  • council arrangements for engaging with unpaid carers to understand their experiences relating to Care Act duties. This should include young carers in transition to adulthood, and parent-carers 
  • information, advice and advocacy support which is accessible and offered in digital and non-digital formats
  • inclusion and accessibility arrangements, for example British Sign Language or interpreter services.
Do parent-carers have equitable access to assessment and support?

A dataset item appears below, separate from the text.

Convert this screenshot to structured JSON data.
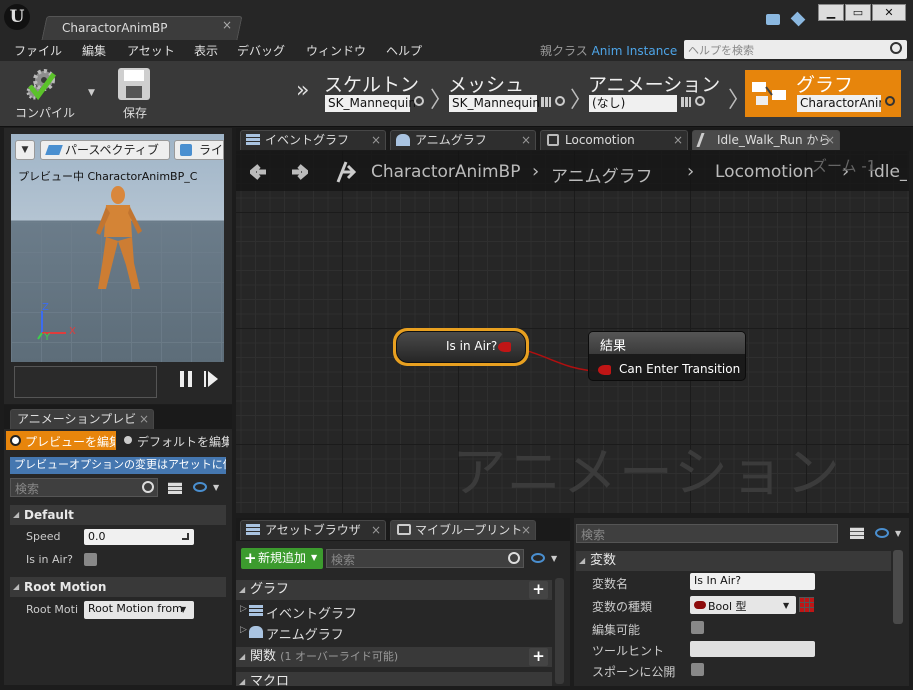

The Contact's Transitions research concludes that parent-carers of young people under 18 were less likely to have their needs considered than those caring for someone aged 18-25. Parent-carers also said that Care Act rights to carers assessments were not made known to them.
Are young carers transition assessments happening in line with the Care Act? The Children's Society research said that only 13 per cent of young adult carers reported they had received a transition assessment, with some having this happen after they became 18. Confusion among practitioners about this process was also reported.


Safe and effective processes

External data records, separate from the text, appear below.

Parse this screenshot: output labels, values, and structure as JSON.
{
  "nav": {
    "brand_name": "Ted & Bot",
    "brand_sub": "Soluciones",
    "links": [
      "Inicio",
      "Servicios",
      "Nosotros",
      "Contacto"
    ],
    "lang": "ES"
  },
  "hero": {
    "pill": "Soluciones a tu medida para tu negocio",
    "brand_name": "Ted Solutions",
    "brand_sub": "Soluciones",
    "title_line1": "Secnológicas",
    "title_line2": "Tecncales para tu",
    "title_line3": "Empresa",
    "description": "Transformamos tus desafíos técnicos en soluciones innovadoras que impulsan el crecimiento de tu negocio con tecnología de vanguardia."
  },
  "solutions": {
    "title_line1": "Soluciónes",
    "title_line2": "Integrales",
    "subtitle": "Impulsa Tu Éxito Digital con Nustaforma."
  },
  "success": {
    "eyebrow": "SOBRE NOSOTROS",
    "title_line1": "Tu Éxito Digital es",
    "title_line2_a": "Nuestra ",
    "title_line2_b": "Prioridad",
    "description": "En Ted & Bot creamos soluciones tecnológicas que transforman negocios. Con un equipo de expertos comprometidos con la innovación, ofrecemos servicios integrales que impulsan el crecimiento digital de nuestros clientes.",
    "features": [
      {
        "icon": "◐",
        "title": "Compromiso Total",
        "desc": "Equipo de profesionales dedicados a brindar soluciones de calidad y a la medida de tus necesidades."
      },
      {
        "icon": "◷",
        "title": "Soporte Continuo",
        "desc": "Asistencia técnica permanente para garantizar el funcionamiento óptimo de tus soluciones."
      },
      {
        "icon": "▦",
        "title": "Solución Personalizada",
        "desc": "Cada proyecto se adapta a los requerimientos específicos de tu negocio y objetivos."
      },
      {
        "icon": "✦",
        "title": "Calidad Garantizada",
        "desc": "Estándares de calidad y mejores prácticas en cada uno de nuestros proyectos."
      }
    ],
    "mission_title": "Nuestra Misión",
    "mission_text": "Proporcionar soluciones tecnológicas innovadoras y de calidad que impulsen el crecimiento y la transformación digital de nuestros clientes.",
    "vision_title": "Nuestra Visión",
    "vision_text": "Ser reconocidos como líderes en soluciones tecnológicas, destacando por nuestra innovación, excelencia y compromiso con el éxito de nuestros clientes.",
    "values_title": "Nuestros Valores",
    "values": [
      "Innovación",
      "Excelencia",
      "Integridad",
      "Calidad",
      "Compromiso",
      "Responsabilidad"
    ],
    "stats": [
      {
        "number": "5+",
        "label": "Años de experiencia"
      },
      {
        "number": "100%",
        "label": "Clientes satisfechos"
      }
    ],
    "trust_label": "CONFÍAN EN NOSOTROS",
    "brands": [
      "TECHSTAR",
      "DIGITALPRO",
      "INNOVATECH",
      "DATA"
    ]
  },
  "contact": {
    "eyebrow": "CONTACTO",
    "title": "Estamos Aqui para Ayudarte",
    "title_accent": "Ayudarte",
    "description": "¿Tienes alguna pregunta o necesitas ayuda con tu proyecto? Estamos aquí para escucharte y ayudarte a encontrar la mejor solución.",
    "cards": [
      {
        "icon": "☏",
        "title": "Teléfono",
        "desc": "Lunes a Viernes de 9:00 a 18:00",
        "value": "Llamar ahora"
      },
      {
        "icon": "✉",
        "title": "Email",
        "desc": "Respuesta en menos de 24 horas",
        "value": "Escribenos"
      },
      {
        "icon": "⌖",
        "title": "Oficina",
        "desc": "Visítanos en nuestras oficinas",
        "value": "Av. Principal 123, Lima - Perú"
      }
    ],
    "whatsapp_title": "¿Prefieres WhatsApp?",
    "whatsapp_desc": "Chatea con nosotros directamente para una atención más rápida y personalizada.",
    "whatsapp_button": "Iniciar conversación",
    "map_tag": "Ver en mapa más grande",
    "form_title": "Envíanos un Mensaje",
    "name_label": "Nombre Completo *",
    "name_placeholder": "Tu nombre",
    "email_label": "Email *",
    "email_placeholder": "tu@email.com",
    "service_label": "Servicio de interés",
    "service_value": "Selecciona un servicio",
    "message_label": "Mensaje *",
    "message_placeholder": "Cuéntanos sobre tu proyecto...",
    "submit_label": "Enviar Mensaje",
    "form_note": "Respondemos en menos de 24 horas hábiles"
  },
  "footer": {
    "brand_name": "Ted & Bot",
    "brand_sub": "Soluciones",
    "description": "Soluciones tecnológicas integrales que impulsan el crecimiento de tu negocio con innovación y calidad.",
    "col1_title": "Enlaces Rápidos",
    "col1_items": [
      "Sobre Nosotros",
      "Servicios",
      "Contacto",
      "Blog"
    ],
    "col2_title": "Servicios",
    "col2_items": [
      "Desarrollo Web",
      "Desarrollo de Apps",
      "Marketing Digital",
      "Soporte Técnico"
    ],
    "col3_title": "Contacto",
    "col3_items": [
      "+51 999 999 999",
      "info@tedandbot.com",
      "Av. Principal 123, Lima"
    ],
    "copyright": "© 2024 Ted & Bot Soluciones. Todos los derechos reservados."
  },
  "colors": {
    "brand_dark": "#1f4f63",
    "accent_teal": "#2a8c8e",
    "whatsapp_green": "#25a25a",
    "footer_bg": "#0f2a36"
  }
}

The CQC will be looking at the effectiveness of processes for safe, personalised care and support, using their own feedback, feedback from unpaid carers, feedback from councils, information and advocacy providers, and from partners including those undertaking carers assessments on behalf of the council. 

They will be looking at:

  • feedback and evidence of effective processes including arrangements for carer assessment, support planning, review, help at first contact, availability of direct payments, clear criteria for eligibility decisions, and clear pathways when carers move between services and organisations (including young carers in transition to adulthood)
  • carer-specific policies and strategies including carers strategies, market position statements, commissioning intentions, Joint Strategic Needs Assessments, co-production strategies 
  • arrangements for information and advice for all unpaid carers, regardless of whether they receive state-funded support, and which is accessible and in range of formats (not only online)
  • arrangements for access to independent advocacy support for unpaid carers, including young carers and parent-carers
  • processes for responding to reports and reviews that feature safeguarding issues relating to unpaid carers
  • whether unpaid carers know who to contact if they have concerns about their own safety, that of the person they support, or a care provider 
  • evidence that care and support is planned and organised with unpaid carers, partners and communities in ways that mitigate risk and improve safety across care pathways, particularly when people move between different services (including moving from being a young carer to a young adult carer)
  • evidence that councils are co-operating with key partners, including the NHS, to improve care and support for unpaid carers.  

Data sources

The CQC specifically reference looking at data on carers from the Adult Social Care Finance Return (ASC-FR) and Short and Long Term (SALT) data set, and the Survey of Adult Carers in England (SACE) which runs every two years.

Other data which councils can use to tell their data story could include:

  • carer outcomes data from locally commissioned carers support services with evidence of how this is used to inform commissioning intentions and strategies or for benchmarking, quality assurance and improvement purposes (this should include data from organisations commissioned to undertake carers assessments on behalf of the council)
  • numbers of Care Act transition assessments undertaken with young carers
  • numbers of carers (including young carers) referred for independent advocacy, and outcomes
  • numbers of parent-carers identified and how they have been supported
  • feedback from frontline staff involved in first contact with carers and trend data on how many contacts translate into carers assessments; this could potentially include how many assessments were offered but refused.
It’s worth noting that all-England data shows that over time, unpaid carers are reporting a reducing quality of life, reducing satisfaction levels with social services, and increasing isolation. 

Resources and good practice materials